For its part, for all the inevitable difficulties of their task, the ICTY committed inexcusable mistakes, such as losing key evidence and the personal belongings of genocide victims, and in the eyes of many Bosnian Muslims, allowed Karadzic (finally caught in 2008) to use the tribunal hearings as a grotesque theater. Mass graves are still being uncovered in rural Bosnia today, and many hundreds of victims are yet to be buried — also a reminder that it will take a generation for Syria to process its dead even after the fighting stops.
The work of Natasa Kandic heading the RECOM initiative to bring about a "truth and reconciliation" process since the late 2000s — an initiative that would speak to the transitional justice needs of those who suffered during the war — is a poignant indicator that civil society of the former Yugoslavia sought justice and reconciliation, even as their ethno-nationalist leaders continued to stir resentments and frame all war-justice processes as a zero sum game between ethnic groups.
As explored in Ed Vulliamy’s 2012 work, The War Is Dead, Long Live The War, the absence of transitional justice led the "peace of daily life" to swell and curdle in Bosnia. The international aid that came in the country was not regulated, and was ultimately unable to better the inherently unjust postwar structure — both the political institutions and the political rhetoric the institutions foster — as it manifested in, for instance, the ethnically-segregated Dayton education system.

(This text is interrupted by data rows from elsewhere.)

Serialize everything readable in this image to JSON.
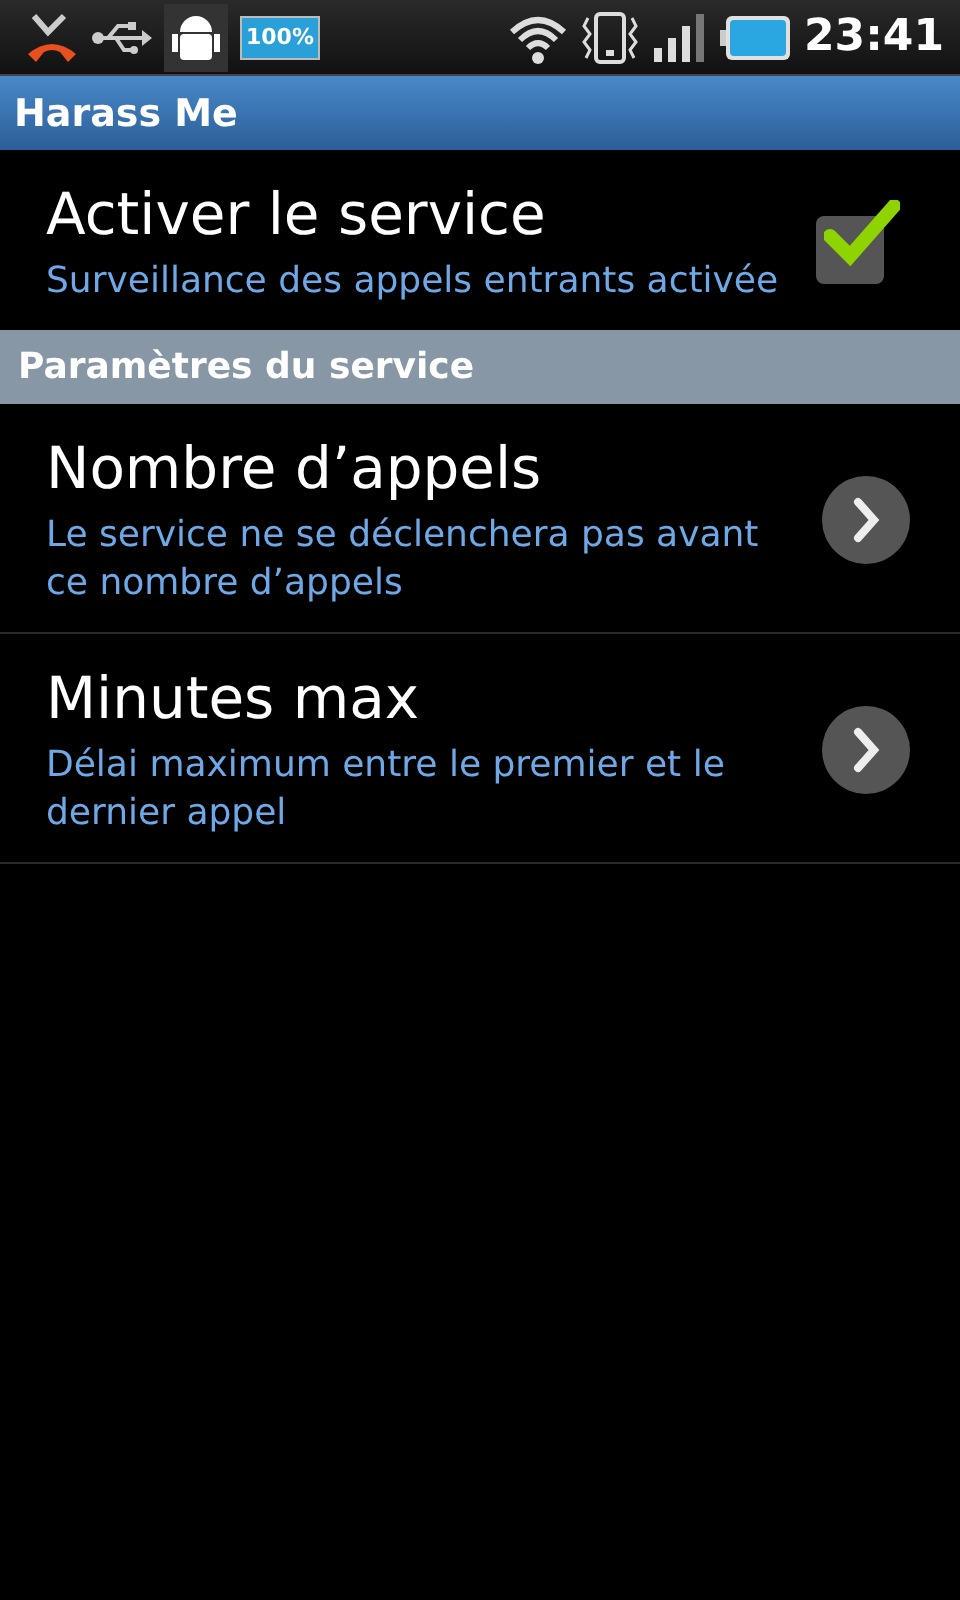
{
  "status_bar": {
    "battery_badge": "100%",
    "time": "23:41"
  },
  "title_bar": {
    "title": "Harass Me"
  },
  "sections": [
    {
      "kind": "items",
      "items": [
        {
          "kind": "checkbox",
          "title": "Activer le service",
          "summary": "Surveillance des appels entrants activée",
          "checked": true
        }
      ]
    },
    {
      "kind": "header",
      "title": "Paramètres du service"
    },
    {
      "kind": "items",
      "items": [
        {
          "kind": "link",
          "title": "Nombre d’appels",
          "summary": "Le service ne se déclenchera pas avant ce nombre d’appels"
        },
        {
          "kind": "link",
          "title": "Minutes max",
          "summary": "Délai maximum entre le premier et le dernier appel"
        }
      ]
    }
  ]
}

A generation of Syrian children, in Zaatari, in Lebanon, in Turkey, and in Syria itself, are growing up not only deeply traumatized but are also missing years of education. The impact of Bosnia’s "lost generation" — those who missed years of school and suffered the impact of war — is still felt today by millions of former Yugoslavians. It was compounded by the failure to establish adequate post-war education. The segregated education system in Bosnia, initially supported by the OSCE, instills the exclusivist narratives of war in a new generation of children. It is all the more alarming when considered in light of the fact that before the war, around one in three Bosnian families were "mixed" or multi-confessional, if such identity-lines even had any salience.
The absence of transitional justice and the unworkable Dayton constitution encouraged Bosnian politicians to focus their energies on gaining votes of "their" ethnic blocks rather than focusing on civic initiatives such as improving healthcare facilities, clearing landmines, and stabilizing the economy. No transitional justice means no social justice, and eventually that will lead to popular unrest and a generation quietly growing up in the shadow of war without reconciliation, as we are seeing in Bosnia today.
If Syria today is its own specific kind of hell, and the urgent goal is to stop armed conflict as quickly and effectively as possible, those concerned should take from Bosnia — with its famous wartime graffiti "Welcome to Hell" — the warning that a country can be frozen in a rotten post-war limbo, even a generation after the fighting has stopped.